But what about the genealogy?
While you and I may find the above interesting, we are not sociologists and our interest is genealogy. Hoffman Rising has built exceptionally rich profiles – she declares they are not genealogies as they don’t meet the purest of standards – of the 857 families she researched. I’ll take her “profiles” any day. By way of example, let me show you what she’s done.
John Biggs was born about 1803 in Tennessee; m. Nancy (-?-) born about 1800 in Tennessee.
Land: NE1/4 of NE1/4 section 6 township 28 range 22 containing 41.28 acres. This tract is southwest of Springfield on wilson Creek. John Biggs applied for the E1/2 of the SW 1/4 of S6-T28-R22 under the Preemption Act of 1838 on 30 November of the same year. Adam Biggs and John Rober(t)son attested that John had a wife and family, as well as the required cabin and improvements. He received certificate (patent) #746, but for an unknown reason, it was cancelled and his money refunded.
Origin: Lincoln County, Tennessee
(Research) John’s connection to Lincoln County was established from his associations with Adam Biggs and John Robertson, both of Green County Missouri, and earlier of Lincoln. There is little doubt that John Biggs left Tennessee because of economic circumstances.

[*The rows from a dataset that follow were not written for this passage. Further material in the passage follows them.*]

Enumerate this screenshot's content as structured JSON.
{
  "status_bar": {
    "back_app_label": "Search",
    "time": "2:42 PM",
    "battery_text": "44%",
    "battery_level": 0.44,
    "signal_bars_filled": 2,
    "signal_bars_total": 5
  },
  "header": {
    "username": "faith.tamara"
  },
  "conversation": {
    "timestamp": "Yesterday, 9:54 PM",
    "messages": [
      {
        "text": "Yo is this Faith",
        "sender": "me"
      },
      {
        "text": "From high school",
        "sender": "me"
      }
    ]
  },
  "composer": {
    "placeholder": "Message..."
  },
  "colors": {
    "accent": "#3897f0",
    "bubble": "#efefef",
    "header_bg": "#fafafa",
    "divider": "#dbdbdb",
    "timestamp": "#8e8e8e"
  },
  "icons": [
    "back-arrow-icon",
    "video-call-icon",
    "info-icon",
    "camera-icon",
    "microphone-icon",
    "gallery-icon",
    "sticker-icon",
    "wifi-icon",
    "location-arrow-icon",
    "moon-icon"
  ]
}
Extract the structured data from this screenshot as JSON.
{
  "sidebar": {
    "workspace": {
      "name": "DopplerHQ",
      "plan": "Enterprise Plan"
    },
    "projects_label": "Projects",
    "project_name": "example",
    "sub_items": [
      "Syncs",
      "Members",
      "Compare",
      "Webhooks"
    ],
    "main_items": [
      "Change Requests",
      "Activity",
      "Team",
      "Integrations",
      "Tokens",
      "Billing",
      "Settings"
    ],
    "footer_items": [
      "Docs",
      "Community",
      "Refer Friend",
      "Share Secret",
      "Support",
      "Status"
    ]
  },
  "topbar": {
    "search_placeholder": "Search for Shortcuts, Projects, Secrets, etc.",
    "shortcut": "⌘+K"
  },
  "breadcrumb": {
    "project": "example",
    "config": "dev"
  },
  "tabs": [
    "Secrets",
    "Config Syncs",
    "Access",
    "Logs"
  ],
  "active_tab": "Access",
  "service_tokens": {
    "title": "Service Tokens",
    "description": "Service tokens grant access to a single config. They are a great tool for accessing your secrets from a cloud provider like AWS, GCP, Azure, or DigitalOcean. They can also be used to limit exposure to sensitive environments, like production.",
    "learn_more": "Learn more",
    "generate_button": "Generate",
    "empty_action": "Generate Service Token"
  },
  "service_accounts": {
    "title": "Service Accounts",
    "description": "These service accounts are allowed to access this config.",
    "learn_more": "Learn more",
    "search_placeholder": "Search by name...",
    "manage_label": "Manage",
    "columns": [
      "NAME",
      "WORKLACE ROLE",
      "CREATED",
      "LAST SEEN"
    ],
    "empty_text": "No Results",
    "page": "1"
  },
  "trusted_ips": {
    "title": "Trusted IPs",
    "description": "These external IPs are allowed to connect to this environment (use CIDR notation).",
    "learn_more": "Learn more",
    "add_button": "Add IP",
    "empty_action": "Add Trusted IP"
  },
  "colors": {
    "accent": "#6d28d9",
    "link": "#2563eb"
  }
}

Hoffman Rising continues for a full two pages describing 1) the records she found and where she found them, 2) the connections she made between records and facts, 3) her logic, assumptions, and questions about the information she found, 4) where she didn’t find the subject and what that may or may not mean, all of which leads to 5) a stunning profile of her research methodology and a profile of the subject. On this particular subject she includes the next generation with information on where they may have settled and/or led the rest of their lives.
If you’re looking for research on the first families of SW Missouri, you couldn’t do better that these works.
But don’t discount this series if your ancestors didn’t live or migrate through SW Missouri. The series can still be very, very helpful if you want to understand how she does the research and leverages friends, associates and neighbors to find birth origins – a tool and technique we can all benefit from.